"It’s obvious someone has put a lot of effort in gathering this data. Who is responsible, and why information concerning your family and home address has been sent out to our members all around Norway is something on which we don’t wish to speculate, but in the light of the information we have received we assume the probability of you receiving quite a few inquiries from Norwegian Xoçai members is high."

That's the English translation via Marcus Glenton Prescott and Gunnar Roland Tjomlid at the blog Unfiltered Perception, where you can find all the emails in question.

The anonymous blogger responded to Sjokoservice Norge by politely asking them to provide specifics about which of his statements they felt were incorrect.

The letter he received back from Sjokoservice Norge includes some remarkable quotes, like this:

In a closed group on Facebook your blog and person is currently the subject of heated discussion, where creative ideas are being put forth to stop your attack on the product Xoçai, the company MXI Corp. and the representatives of the company – once and for all.

Some also wish to gather a group of people to visit you at [place of residence] to discuss your blog face to face.

We have of course discouraged such action, but it’s out of our hands.

At this point, the blogger's employers were worried and asked him to remove the blog posts.

That would be the end of it, if only this weren't 2012 and we weren't talking about the Internet. Just like what happened to Stanislaw Burzynski, the Streisand Effect has come into play.

In addition to posting all the emails from Sjokoservice Norge, Gunnar Roland Tjomlid has reposted the two deleted posts while continuing to protect the identity of the original blogger. The story promptly went viral in Norway, making the leap from blogs to mainstream news articles and causing no small amount of unwanted attention for what Tjomlid has termed "the Norwegian Chocolate Mafia."

Tjomlid posted an update recently in which he also confirms that complaints were made to the Norwegian Food Safety Authority about Xoçai health claims. The agency reacted quickly, demanding that the distributors stop using false claims to push the chocolate. They responded by claiming that they are not employees of MXI Corp, which Tjomlid quickly debunked using their own copy. He’s now urging Norwegians to help report any misleading claims to the authorities by taking screenshots of websites. With a bit of dedication, it’s possible that the skeptics of Norway might either shut down Xoçai distributors or at least force them to clean up their act.

It would be great to see some intrepid American skeptics take up the same cause, but the danger here is much greater—I’ve seen those Real Housewives fight, and it isn’t pretty.

Rebecca Watson

Rebecca Watson's photo

Rebecca leads a team of skeptical female activists at Skepchick.org and appears on the weekly Skeptics' Guide to the Universe podcast.

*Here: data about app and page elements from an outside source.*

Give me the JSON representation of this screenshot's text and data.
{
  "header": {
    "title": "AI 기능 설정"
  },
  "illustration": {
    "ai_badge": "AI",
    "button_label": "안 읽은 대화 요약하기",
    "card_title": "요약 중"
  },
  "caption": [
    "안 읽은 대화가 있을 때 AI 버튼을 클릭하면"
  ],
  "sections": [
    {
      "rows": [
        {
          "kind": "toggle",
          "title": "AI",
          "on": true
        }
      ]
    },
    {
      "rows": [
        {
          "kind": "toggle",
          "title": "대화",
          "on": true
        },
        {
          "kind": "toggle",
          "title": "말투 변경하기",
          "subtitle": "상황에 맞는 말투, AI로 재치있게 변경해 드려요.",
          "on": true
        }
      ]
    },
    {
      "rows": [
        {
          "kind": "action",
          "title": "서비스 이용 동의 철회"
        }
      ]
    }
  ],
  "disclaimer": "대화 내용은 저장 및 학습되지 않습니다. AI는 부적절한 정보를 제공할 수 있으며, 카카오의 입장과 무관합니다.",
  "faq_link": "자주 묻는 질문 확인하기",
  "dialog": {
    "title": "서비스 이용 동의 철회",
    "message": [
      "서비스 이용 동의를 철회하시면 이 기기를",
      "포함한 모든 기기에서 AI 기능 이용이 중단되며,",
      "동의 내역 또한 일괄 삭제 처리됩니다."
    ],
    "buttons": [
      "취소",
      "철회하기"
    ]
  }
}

She travels around the world delivering entertaining talks on science, atheism, feminism, and skepticism. There is currently an asteroid orbiting the sun with her name on it. You can follow her every fascinating move on Twitter or on Google+.